Wilmington's historic waterfront attracts tourists, filmmakers and new businesses to this bustling port city.
Twenty-five years ago, Dave Phillips helped New York-based Citibank turn the ATM into a worldwide acronym. A few years later, he began marketing Citibank's credit cards on a national scale and became respected in the industry as the father of the modern-day card. Five years ago, he took his own company, Chicago-based CCC Information Services Inc., public. Today, he and his wife, Ruthann, live on the Intracoastal Waterway in Wilmington and he teaches business-marketing courses at UNC Wilmington.
In the early '90s, when the Phillipses started looking for places to get them out of the big-city rat race, their search settled on Wilmington. They built a home in the gated community of Landfall, more than 2,000 acres of million-dollar homes just minutes from Wrightsville Beach.
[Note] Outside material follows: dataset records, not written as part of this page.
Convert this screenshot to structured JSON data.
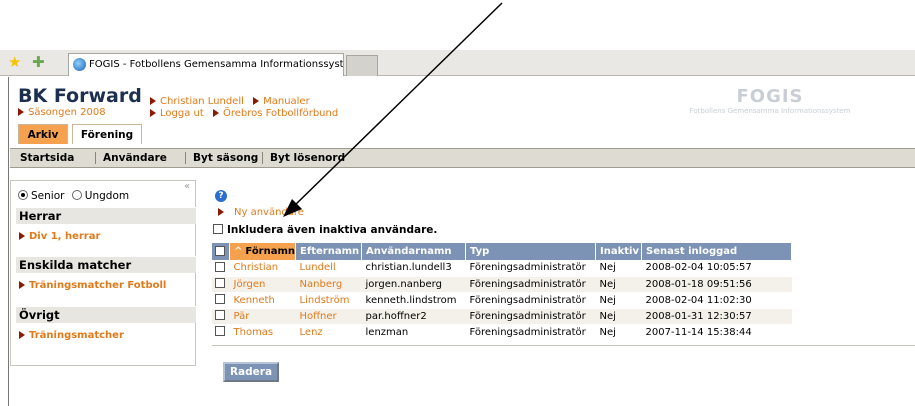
{
  "browser": {
    "tab_title": "FOGIS - Fotbollens Gemensamma Informationssystem"
  },
  "header": {
    "org_name": "BK Forward",
    "season": "Säsongen 2008",
    "links_row1": [
      "Christian Lundell",
      "Manualer"
    ],
    "links_row2": [
      "Logga ut",
      "Örebros Fotbollförbund"
    ],
    "brand_title": "FOGIS",
    "brand_subtitle": "Fotbollens Gemensamma Informationssystem"
  },
  "main_tabs": [
    "Arkiv",
    "Förening"
  ],
  "subnav": [
    "Startsida",
    "Användare",
    "Byt säsong",
    "Byt lösenord"
  ],
  "sidebar": {
    "collapse": "«",
    "radio_options": [
      {
        "label": "Senior",
        "checked": true
      },
      {
        "label": "Ungdom",
        "checked": false
      }
    ],
    "sections": [
      {
        "title": "Herrar",
        "links": [
          "Div 1, herrar"
        ]
      },
      {
        "title": "Enskilda matcher",
        "links": [
          "Träningsmatcher Fotboll"
        ]
      },
      {
        "title": "Övrigt",
        "links": [
          "Träningsmatcher"
        ]
      }
    ]
  },
  "main": {
    "help_icon": "?",
    "new_user_link": "Ny användare",
    "include_inactive_label": "Inkludera även inaktiva användare.",
    "table": {
      "sort_indicator": "^",
      "columns": [
        "Förnamn",
        "Efternamn",
        "Användarnamn",
        "Typ",
        "Inaktiv",
        "Senast inloggad"
      ],
      "rows": [
        [
          "Christian",
          "Lundell",
          "christian.lundell3",
          "Föreningsadministratör",
          "Nej",
          "2008-02-04 10:05:57"
        ],
        [
          "Jörgen",
          "Nanberg",
          "jorgen.nanberg",
          "Föreningsadministratör",
          "Nej",
          "2008-01-18 09:51:56"
        ],
        [
          "Kenneth",
          "Lindström",
          "kenneth.lindstrom",
          "Föreningsadministratör",
          "Nej",
          "2008-02-04 11:02:30"
        ],
        [
          "Pär",
          "Hoffner",
          "par.hoffner2",
          "Föreningsadministratör",
          "Nej",
          "2008-01-31 12:30:57"
        ],
        [
          "Thomas",
          "Lenz",
          "lenzman",
          "Föreningsadministratör",
          "Nej",
          "2007-11-14 15:38:44"
        ]
      ]
    },
    "delete_button": "Radera"
  }
}
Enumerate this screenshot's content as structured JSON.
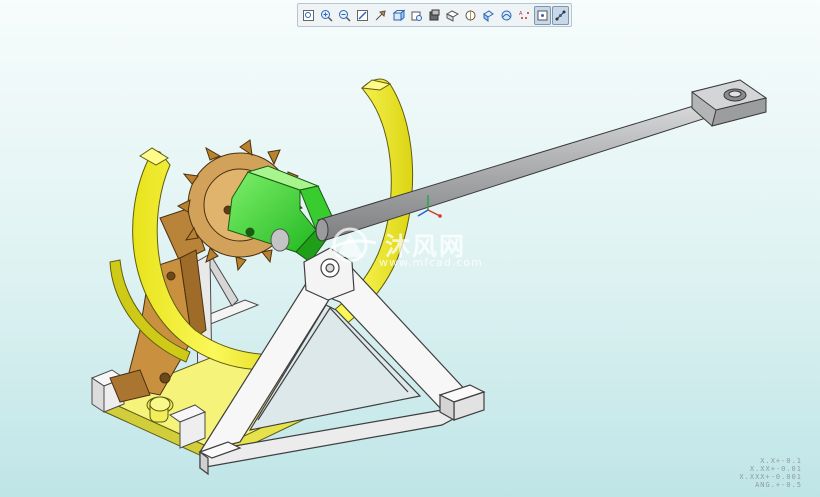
{
  "toolbar": {
    "buttons": [
      {
        "icon": "zoom-fit-icon"
      },
      {
        "icon": "zoom-in-icon"
      },
      {
        "icon": "zoom-out-icon"
      },
      {
        "icon": "repaint-icon"
      },
      {
        "icon": "pan-icon"
      },
      {
        "icon": "saved-views-icon"
      },
      {
        "icon": "view-manager-icon"
      },
      {
        "icon": "display-style-icon"
      },
      {
        "icon": "datum-planes-icon"
      },
      {
        "icon": "datum-axes-icon"
      },
      {
        "icon": "point-display-icon"
      },
      {
        "icon": "csys-display-icon"
      },
      {
        "icon": "annotation-display-icon"
      },
      {
        "icon": "spin-center-icon",
        "active": true
      },
      {
        "icon": "orient-mode-icon",
        "active": true
      }
    ]
  },
  "watermark": {
    "name": "沐风网",
    "url": "www.mfcad.com"
  },
  "tolerance": {
    "line1": "X.X+-0.1",
    "line2": "X.XX+-0.01",
    "line3": "X.XXX+-0.001",
    "line4": "ANG.+-0.5"
  },
  "colors": {
    "background_top": "#f7fcfc",
    "background_bottom": "#bfe5e7",
    "frame": "#ffffff",
    "ring": "#f2ef2a",
    "gear": "#d19a4a",
    "arm": "#c88e3d",
    "hub": "#3ed63a",
    "rod": "#b8b9ba"
  }
}
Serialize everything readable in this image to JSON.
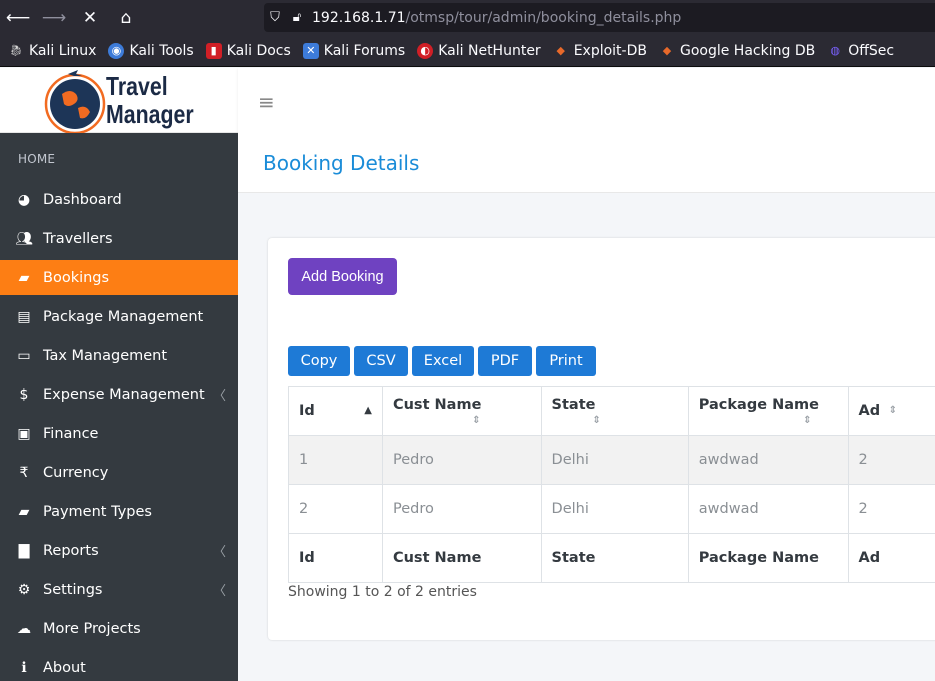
{
  "browser": {
    "url_host": "192.168.1.71",
    "url_path": "/otmsp/tour/admin/booking_details.php",
    "bookmarks": [
      {
        "label": "Kali Linux",
        "icon": "kali-icon",
        "color": "#d9d9d9"
      },
      {
        "label": "Kali Tools",
        "icon": "kali-tools-icon",
        "color": "#3d7bd9"
      },
      {
        "label": "Kali Docs",
        "icon": "kali-docs-icon",
        "color": "#d11f26"
      },
      {
        "label": "Kali Forums",
        "icon": "kali-forums-icon",
        "color": "#3d7bd9"
      },
      {
        "label": "Kali NetHunter",
        "icon": "nethunter-icon",
        "color": "#d11f26"
      },
      {
        "label": "Exploit-DB",
        "icon": "exploit-db-icon",
        "color": "#e8692a"
      },
      {
        "label": "Google Hacking DB",
        "icon": "ghdb-icon",
        "color": "#e8692a"
      },
      {
        "label": "OffSec",
        "icon": "offsec-icon",
        "color": "#7b61ff"
      }
    ]
  },
  "logo": {
    "line1": "Travel",
    "line2": "Manager"
  },
  "sidebar": {
    "heading": "HOME",
    "items": [
      {
        "label": "Dashboard",
        "icon": "dashboard-icon",
        "glyph": "◕"
      },
      {
        "label": "Travellers",
        "icon": "users-icon",
        "glyph": "👥"
      },
      {
        "label": "Bookings",
        "icon": "book-icon",
        "glyph": "▰",
        "active": true
      },
      {
        "label": "Package Management",
        "icon": "briefcase-icon",
        "glyph": "▤"
      },
      {
        "label": "Tax Management",
        "icon": "credit-card-icon",
        "glyph": "▭"
      },
      {
        "label": "Expense Management",
        "icon": "dollar-icon",
        "glyph": "$",
        "chevron": true
      },
      {
        "label": "Finance",
        "icon": "money-bill-icon",
        "glyph": "▣"
      },
      {
        "label": "Currency",
        "icon": "rupee-icon",
        "glyph": "₹"
      },
      {
        "label": "Payment Types",
        "icon": "book-icon",
        "glyph": "▰"
      },
      {
        "label": "Reports",
        "icon": "report-icon",
        "glyph": "▇",
        "chevron": true
      },
      {
        "label": "Settings",
        "icon": "gear-icon",
        "glyph": "⚙",
        "chevron": true
      },
      {
        "label": "More Projects",
        "icon": "cloud-download-icon",
        "glyph": "☁"
      },
      {
        "label": "About",
        "icon": "info-icon",
        "glyph": "ℹ"
      }
    ]
  },
  "page": {
    "title": "Booking Details"
  },
  "card": {
    "add_button": "Add Booking",
    "export_buttons": [
      "Copy",
      "CSV",
      "Excel",
      "PDF",
      "Print"
    ],
    "columns": [
      "Id",
      "Cust Name",
      "State",
      "Package Name",
      "Ad"
    ],
    "rows": [
      [
        "1",
        "Pedro",
        "Delhi",
        "awdwad",
        "2"
      ],
      [
        "2",
        "Pedro",
        "Delhi",
        "awdwad",
        "2"
      ]
    ],
    "info": "Showing 1 to 2 of 2 entries"
  },
  "colors": {
    "sidebar": "#343a40",
    "active": "#fd7e14",
    "primary": "#1e7ad6",
    "purple": "#6f42c1",
    "title": "#1a8cd8"
  }
}
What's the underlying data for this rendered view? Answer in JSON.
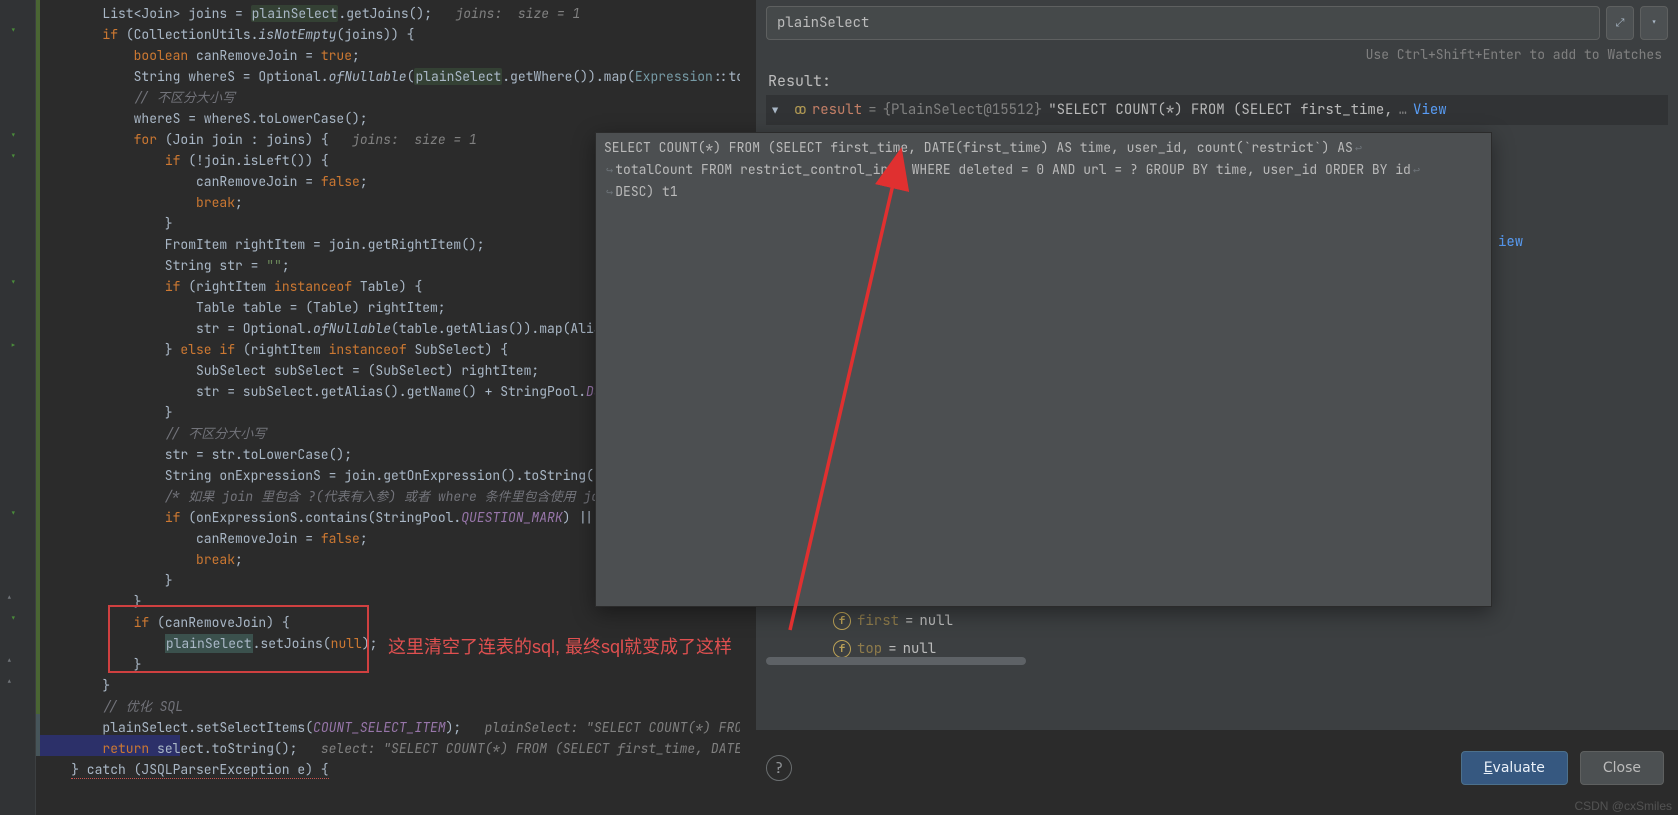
{
  "editor": {
    "inlay_joins": "joins:  size = 1",
    "inlay_joins2": "joins:  size = 1",
    "inlay_plainSelect": "plainSelect: \"SELECT COUNT(*) FROM (SELECT first",
    "inlay_select": "select: \"SELECT COUNT(*) FROM (SELECT first_time, DATE(first_time) AS time, user_id, count(`restrict`) AS totalCount FROM restrict_control_info WHERE deleted = 0 AND url = ? GROUP BY time, user_id",
    "red_note": "这里清空了连表的sql,  最终sql就变成了这样"
  },
  "debug": {
    "expr_placeholder": "plainSelect",
    "hint": "Use Ctrl+Shift+Enter to add to Watches",
    "result_label": "Result:",
    "result_name": "result",
    "result_type": "{PlainSelect@15512}",
    "result_value": "\"SELECT COUNT(*) FROM (SELECT first_time,",
    "view_link": "View",
    "popup_text": "SELECT COUNT(*) FROM (SELECT first_time, DATE(first_time) AS time, user_id, count(`restrict`) AS totalCount FROM restrict_control_info WHERE deleted = 0 AND url = ? GROUP BY time, user_id ORDER BY id DESC) t1",
    "var_first_name": "first",
    "var_first_value": "null",
    "var_top_name": "top",
    "var_top_value": "null",
    "view_partial": "iew",
    "help_label": "?",
    "evaluate_label": "Evaluate",
    "close_label": "Close",
    "watermark": "CSDN @cxSmiles"
  }
}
Their lighthouse-shaped guesthouse is the envy of many a boater cruising the waterway. "We chose this place because of the quality of life here -- it's on the coast, it's more than a retirement community, it has a respected university and it has an airport, so we can travel when we want," said Phillips.
The Phillips' story has become typical in this fast-growing haven of southeastern North Carolina. In the past 10 years, as overall population growth here has reached 33%, much of the business growth has come from people figuring out they can conduct business from this corner of the world just as well as from any other. As a result, Wilmington and New Hanover County are home to a rich mix of people who gained their knowledge and experience on the world stage and are now sharing that with a community remarkable for its beach environment, historic downtown and cultural nightlife.
"This is a simpler place to do business. It has been very easy to attract people because of the environment here," says Fred Sancilio, founder and CEO of Wilmington-based aaiPharma Inc., whose ability to think outside the box has led to everything from innovative treatments for cancer to a company day-care center.
The day-care center came about after one of Sancillo's scientists had to leave during a meeting to pick up her child. "It was like if she didn't get there by a certain time, she'd be tied at the stake," Sancilio says. "It just seemed odd that there was no flexibility for her." Company lawyers told him getting into the day-care business would be a disaster. "Everybody said it couldn't be done, but then again, we hear that in this business all the time," says Sancilio, whose company is increasingly marketing its own drugs in addition to doing contract research for other companies. "We are of the mindset here that there is a way to do anything. It's just that it may not have been thought of yet."
People such as Sancilio are helping to drive Wilmington forward. Though their ideas and vision have been met with skepticism from longtime residents, they keep pushing and trying different ways to get their point across -- whether they are proposing structural changes to the local hospital, perceived as taking money away from nurses, or a mixed-use community that goes against longtime zoning laws set up to keep neighborhoods away from industries.
"When the regulations were passed, they made sense. They didn't want people having to live next to factories or schools next to slaughter houses," says Joel Tomaselli, the vision behind Lumina...